::: Input
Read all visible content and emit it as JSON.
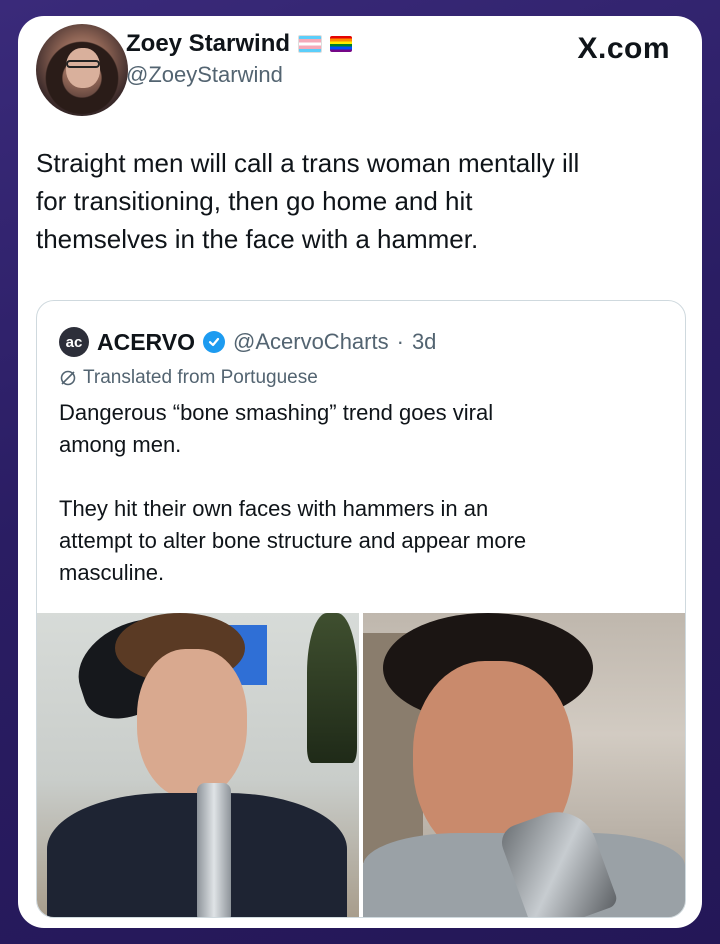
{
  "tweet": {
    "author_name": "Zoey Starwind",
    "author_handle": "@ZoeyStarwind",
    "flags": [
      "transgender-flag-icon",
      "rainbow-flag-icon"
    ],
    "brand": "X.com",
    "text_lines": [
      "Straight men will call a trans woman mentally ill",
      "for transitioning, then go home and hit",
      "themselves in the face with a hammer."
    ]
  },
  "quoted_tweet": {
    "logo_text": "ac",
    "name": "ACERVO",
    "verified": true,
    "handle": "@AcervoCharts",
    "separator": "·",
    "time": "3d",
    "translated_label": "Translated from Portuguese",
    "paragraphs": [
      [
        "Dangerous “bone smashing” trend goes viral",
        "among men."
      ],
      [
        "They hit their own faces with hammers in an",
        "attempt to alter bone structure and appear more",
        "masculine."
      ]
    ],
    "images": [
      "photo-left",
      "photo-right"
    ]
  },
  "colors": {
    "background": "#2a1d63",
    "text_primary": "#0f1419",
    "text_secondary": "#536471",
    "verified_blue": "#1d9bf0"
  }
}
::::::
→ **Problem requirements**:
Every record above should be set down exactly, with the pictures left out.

→ **Exercise result**:
Read all visible content and emit it as JSON.
{
  "tweet": {
    "author_name": "Zoey Starwind",
    "author_handle": "@ZoeyStarwind",
    "flags": [
      "transgender-flag-icon",
      "rainbow-flag-icon"
    ],
    "brand": "X.com",
    "text_lines": [
      "Straight men will call a trans woman mentally ill",
      "for transitioning, then go home and hit",
      "themselves in the face with a hammer."
    ]
  },
  "quoted_tweet": {
    "logo_text": "ac",
    "name": "ACERVO",
    "verified": true,
    "handle": "@AcervoCharts",
    "separator": "·",
    "time": "3d",
    "translated_label": "Translated from Portuguese",
    "paragraphs": [
      [
        "Dangerous “bone smashing” trend goes viral",
        "among men."
      ],
      [
        "They hit their own faces with hammers in an",
        "attempt to alter bone structure and appear more",
        "masculine."
      ]
    ],
    "images": [
      "photo-left",
      "photo-right"
    ]
  },
  "colors": {
    "background": "#2a1d63",
    "text_primary": "#0f1419",
    "text_secondary": "#536471",
    "verified_blue": "#1d9bf0"
  }
}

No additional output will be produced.